According to the diary of a medieval traveler, Pero (Pedro) Tafur, there was a gate in ancient Rome – the Tarpeian Gate - that represented sanctuary for fugitives. When Constantine built the Basilica of St. John Lateran on the site, he encouraged Pope Sylvester to offer forgiveness of sins for those who passed through the gate. The practice became so popular (or abused) that Pope Sylvester decided to close it up with the idea that every fifty years it would be opened during a special year of mercy.
If there was such a gate in ancient Rome, it would not have been near the site of the present basilica of St. John Lateran. But the story that Pero Tafur tells must have been a popular enough that in 1423 Pope Martin V opened a closed door for a jubilee year. The practice was significantly enhanced with the popular jubilee year of 1500 when jubilee doors were created in the major basilicas of Rome – including St. Peter’s. After each jubilee year, the doors are sealed closed.

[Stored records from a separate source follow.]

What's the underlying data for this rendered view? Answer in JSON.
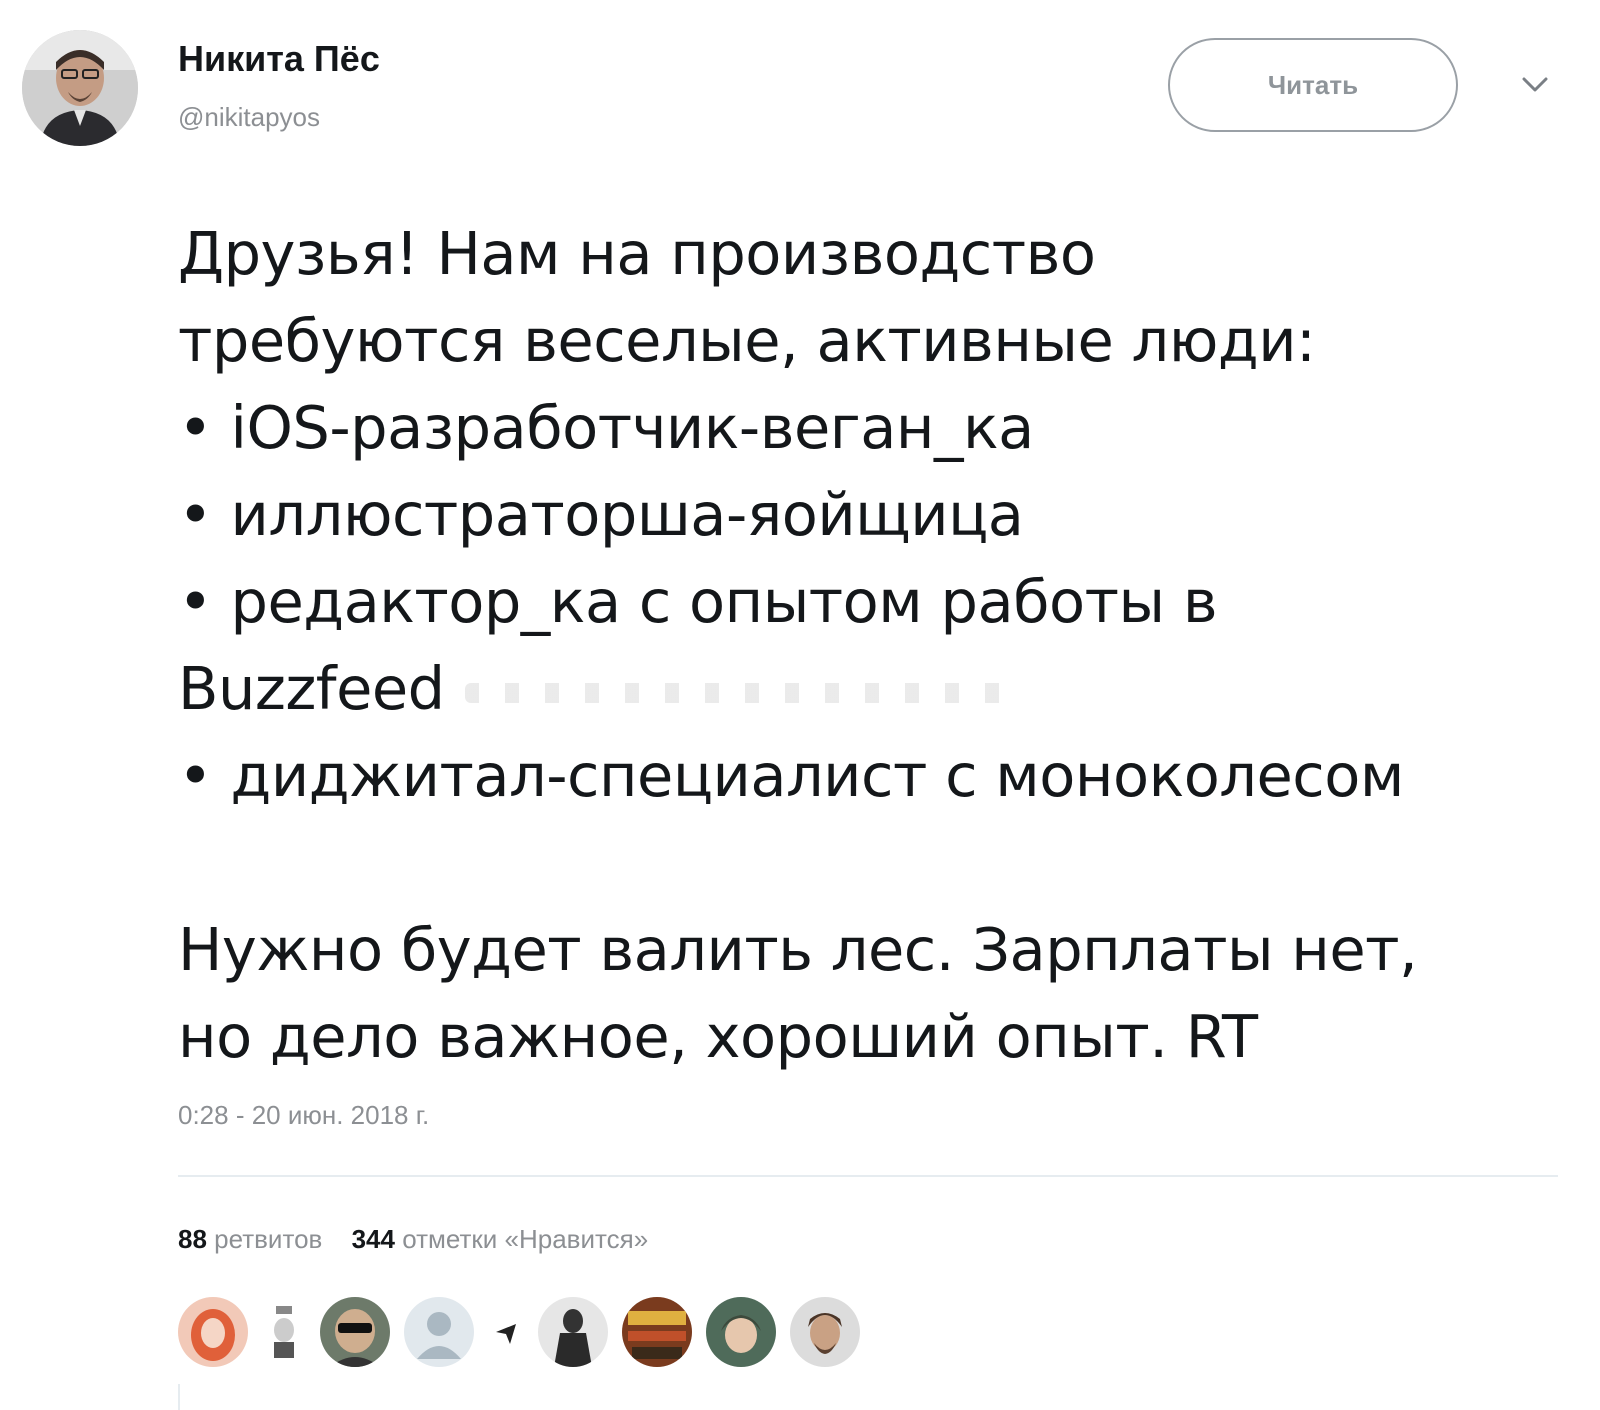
{
  "author": {
    "display_name": "Никита Пёс",
    "handle": "@nikitapyos"
  },
  "follow_button_label": "Читать",
  "tweet": {
    "lines": [
      "Друзья! Нам на производство",
      "требуются веселые, активные люди:",
      "• iOS-разработчик-веган_ка",
      "• иллюстраторша-яойщица",
      "• редактор_ка с опытом работы в",
      "Buzzfeed",
      "• диджитал-специалист с моноколесом",
      "",
      "Нужно будет валить лес. Зарплаты нет,",
      "но дело важное, хороший опыт. RT"
    ],
    "timestamp": "0:28 - 20 июн. 2018 г."
  },
  "stats": {
    "retweets_count": "88",
    "retweets_label": "ретвитов",
    "likes_count": "344",
    "likes_label": "отметки «Нравится»"
  },
  "icons": {
    "caret": "chevron-down-icon",
    "avatar": "avatar"
  },
  "colors": {
    "text": "#14171a",
    "secondary": "#8c8f93",
    "border": "#9aa0a6",
    "divider": "#e6ecf0"
  }
}
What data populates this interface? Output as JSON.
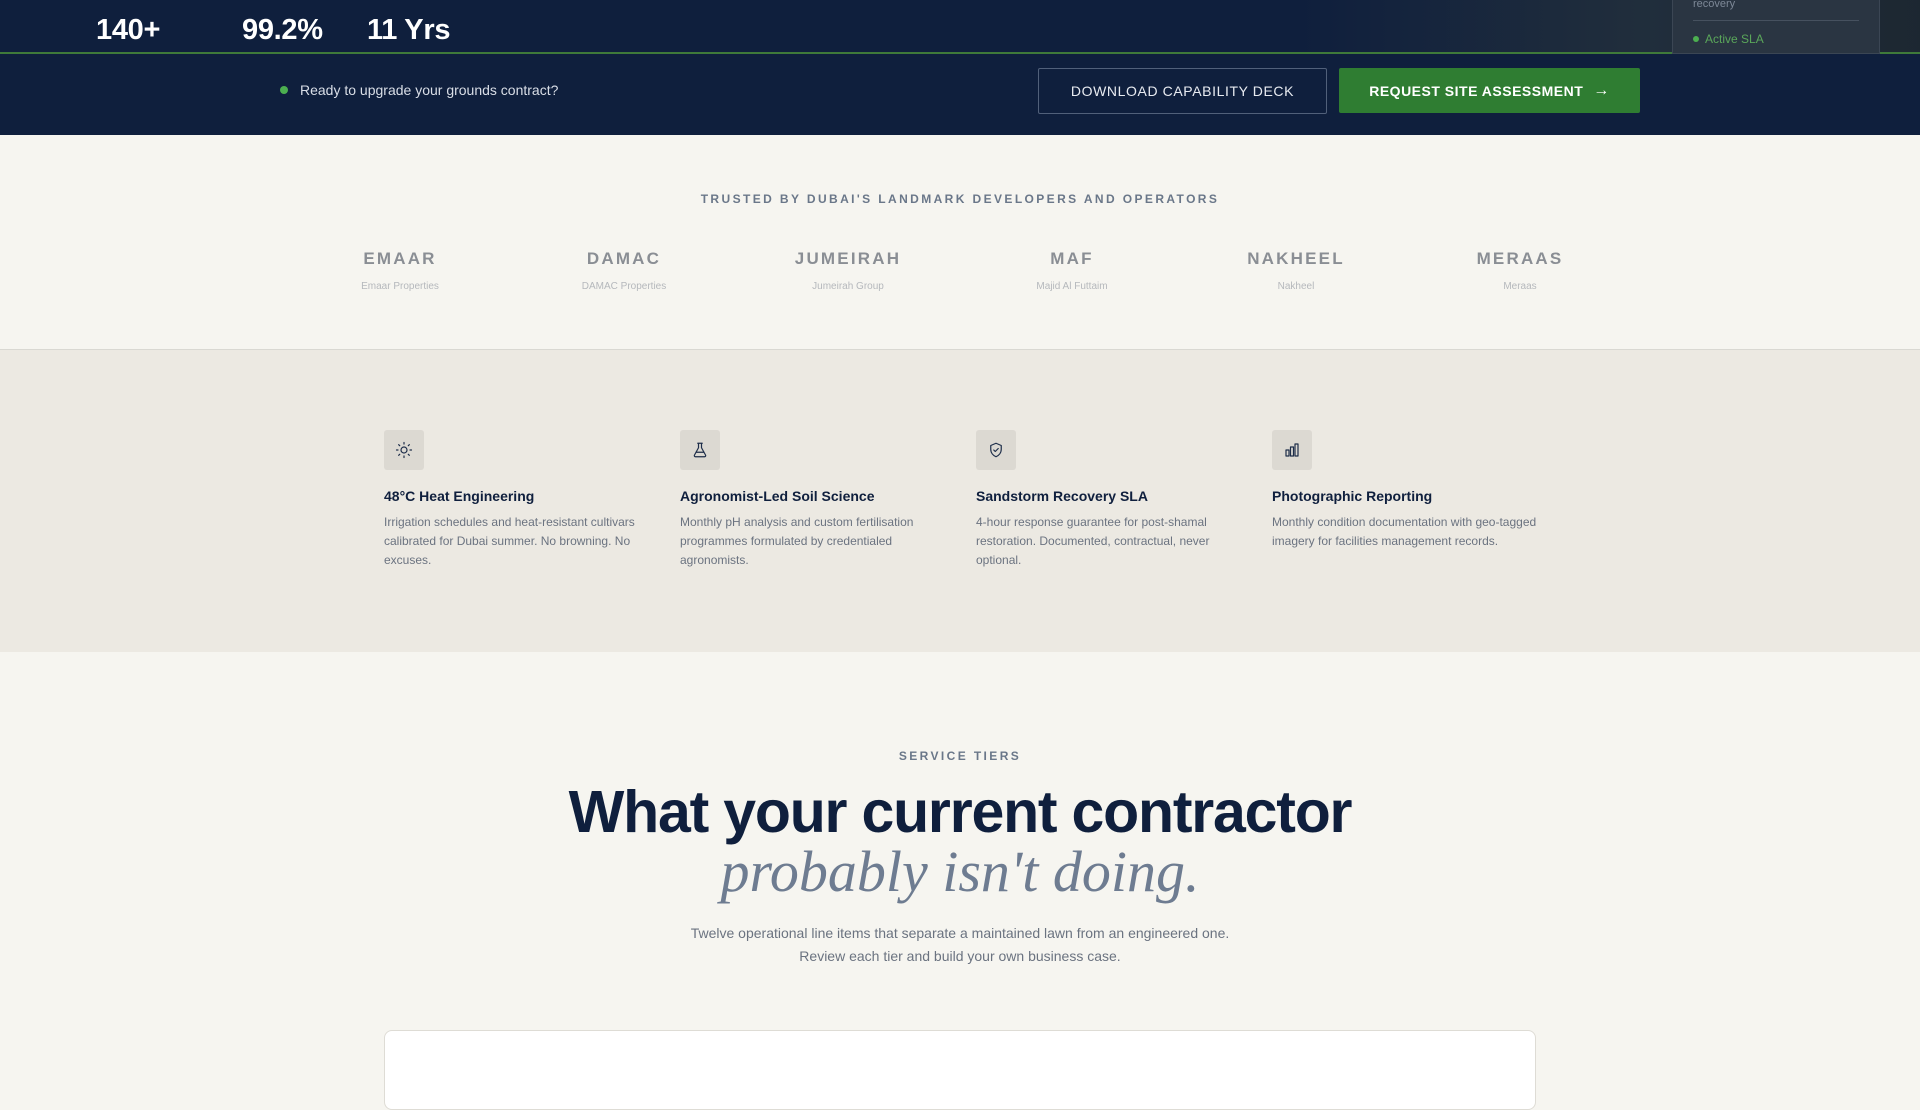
{
  "stats": [
    {
      "value": "140+"
    },
    {
      "value": "99.2%"
    },
    {
      "value": "11 Yrs"
    }
  ],
  "sla_card": {
    "description": "recovery",
    "status": "Active SLA"
  },
  "cta": {
    "prompt": "Ready to upgrade your grounds contract?",
    "download_label": "DOWNLOAD CAPABILITY DECK",
    "request_label": "REQUEST SITE ASSESSMENT"
  },
  "trusted": {
    "heading": "TRUSTED BY DUBAI'S LANDMARK DEVELOPERS AND OPERATORS",
    "brands": [
      {
        "name": "EMAAR",
        "sub": "Emaar Properties"
      },
      {
        "name": "DAMAC",
        "sub": "DAMAC Properties"
      },
      {
        "name": "JUMEIRAH",
        "sub": "Jumeirah Group"
      },
      {
        "name": "MAF",
        "sub": "Majid Al Futtaim"
      },
      {
        "name": "NAKHEEL",
        "sub": "Nakheel"
      },
      {
        "name": "MERAAS",
        "sub": "Meraas"
      }
    ]
  },
  "features": [
    {
      "icon": "sun-icon",
      "title": "48°C Heat Engineering",
      "desc": "Irrigation schedules and heat-resistant cultivars calibrated for Dubai summer. No browning. No excuses."
    },
    {
      "icon": "flask-icon",
      "title": "Agronomist-Led Soil Science",
      "desc": "Monthly pH analysis and custom fertilisation programmes formulated by credentialed agronomists."
    },
    {
      "icon": "shield-check-icon",
      "title": "Sandstorm Recovery SLA",
      "desc": "4-hour response guarantee for post-shamal restoration. Documented, contractual, never optional."
    },
    {
      "icon": "bar-chart-icon",
      "title": "Photographic Reporting",
      "desc": "Monthly condition documentation with geo-tagged imagery for facilities management records."
    }
  ],
  "tiers": {
    "eyebrow": "SERVICE TIERS",
    "headline": "What your current contractor",
    "headline_italic": "probably isn't doing.",
    "lede_line1": "Twelve operational line items that separate a maintained lawn from an engineered one.",
    "lede_line2": "Review each tier and build your own business case."
  },
  "colors": {
    "navy": "#0f1f3d",
    "accent_green": "#2f7d32",
    "cream": "#f6f5f0",
    "sand": "#ece9e2"
  }
}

During past jubilee years, special indulgences were offered for those who made a pilgrimage to Rome and passed through the jubilee door to visit the tombs of St. Peter and St. Paul. The theme of mercy was ever present. Pope Francis has raised the profile of this tradition less with the offer of indulgences and more with the idea that the Church must embody mercy – since God is merciful.
The opening of the Jubilee door expresses the idea that the Church offers welcome, sanctuary and mercy. The Church throws open its doors to those who are refugees – those who are oppressed, persecuted, burdened by debt or weighed down by sin. The Jubilee Door is a way of emphasizing that Jesus is the door or portal to God – not through judgment and condemnation but through compassion and mercy.
Pilgrims will be traveling to Rome this year to celebrate and explore the history of the Christian practice of mercy. Throughout Italy, there are wonderful destinations that emphasize this theme – from early Christian house churches and centers of charity (diaconie) in Rome to homes of visionary men and women who embodied mercy – such as St. Francis and St. Clare of Assisi, St. Anthony of Padua, St. Benedict and St. Scholastica – and many others. Contact us for travel opportunities and resources for organizing a pilgrimage for your congregation, organization or community.